The rapid tests were for professional use and designed to qualitatively detect IgM and/or IgG antibodies against SARS-CoV-2, with results read visually after 10–15 min. All rapid tests were performed by experienced biomedical laboratory scientists and in accordance with manufactures’ instructions (Supplemental Table) under optimal and standardized conditions, using venous blood samples with K2-EDTA anticoagulant. A test was considered invalid if the control line did not appear, and inconclusive if it was not possible to read the result (for instance due to blood drawn into the test area).
Patients were enrolled in three study arms: 1) 20 patients with PCR-confirmed COVID-19, hospitalized at Oslo University Hospital, Ullevål, 2) 23 recovered outpatients in the municipality of Kristiansand with previously PCR-confirmed COVID-19, and 3) 49 patients with suspected COVID-19 presenting at the primary care emergency room of Bergen municipality. All patients were tested with rapid test for detection of antibodies, and with PCR against SARS-CoV-2 in samples from upper airways.In study arm 1, rapid test analyses were performed on surplus K2-EDTA whole blood left over from hematology analyses. In study arms 2 and 3, participants consented to having one tube of K2-EDTA whole blood drawn for the analyses. In study arms 1 and 2, PCR-confirmed COVID-19 was the inclusion criterion, but in arm 3, PCR results were collected in addition to the rapid test results. We also collected the date and laboratory used for the PCR test, and the number of days since onset of symptoms (in arm one in categories <7, 7–13 and 14+ days).PCR results from the clinical microbiology laboratories were used as comparison when investigating diagnostic accuracy of the rapid tests. IgM and IgG test results were evaluated separately, except for test E, which detected “total antibodies”. In all study arms, we calculated the tests’ sensitivities (positivity rates). Sensitivity was defined as the proportion of patients with antibodies detectable by the rapid test among those with PCR-confirmed COVID-19. In study arm 3, we also calculated the proportion of participants with negative PCR tests who were antibody negative. Further, in study arm 3, we stratified positivity rates according to days since onset of symptoms (<7 or 7+ days). Because sample sizes were small, we computed 80% confidence intervals for binomial proportions, and we used the adjusted Wald method (8).User-friendliness was reported by the biomedical laboratory scientists performing the tests.

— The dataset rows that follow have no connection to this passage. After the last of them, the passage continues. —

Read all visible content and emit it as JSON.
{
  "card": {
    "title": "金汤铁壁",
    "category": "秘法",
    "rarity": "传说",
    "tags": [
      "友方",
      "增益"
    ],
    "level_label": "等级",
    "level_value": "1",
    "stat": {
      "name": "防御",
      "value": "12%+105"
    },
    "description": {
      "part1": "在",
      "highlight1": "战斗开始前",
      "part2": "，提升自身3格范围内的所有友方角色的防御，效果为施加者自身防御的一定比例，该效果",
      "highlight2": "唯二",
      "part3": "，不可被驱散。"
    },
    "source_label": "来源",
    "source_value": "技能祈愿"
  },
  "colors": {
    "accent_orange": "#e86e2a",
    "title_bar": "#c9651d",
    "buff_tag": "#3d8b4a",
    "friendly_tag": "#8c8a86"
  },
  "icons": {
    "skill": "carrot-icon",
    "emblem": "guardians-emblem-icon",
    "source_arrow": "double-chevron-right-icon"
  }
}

Ethical considerations

This was a quality assurance study, and we used anonymized data. The project was approved by the data protection officer at each test site. Informed verbal consent was obtained from the patients in study arms two and three at collection of blood samples.


In the 20 hospitalized patients in study arm 1, the number of days since onset of symptoms was <7 for one patient, 7–13 days for three patients, and 14+ days for 16 patients. In study arms 2 and 3, the median number of days since onset of symptoms was 30 (range 27–36) and 8 (range 2–34), respectively. Of the 23 participants in study arm 3 with a positive PCR test, thirteen had <7 days since onset of symptoms, six had 7–13 days, and four had 14+ days.

Results from hospitalized patients (study arm 1) showed that all the eleven rapid tests detected SARS-CoV-2 IgM and/or IgG antibodies in this population, though with varying sensitivities (Tables 2 and 3). Study arm two consisted of participants who had recovered from PCR-confirmed COVID-19 without requiring hospitalization. In this population, tests A, B, C, and D had higher IgG positivity rates than tests E, F, H I, and J. Confidence intervals (80%) for test K were overlapping with the others (Table 3). Five of the tests had a sensitivity below 65% for IgG.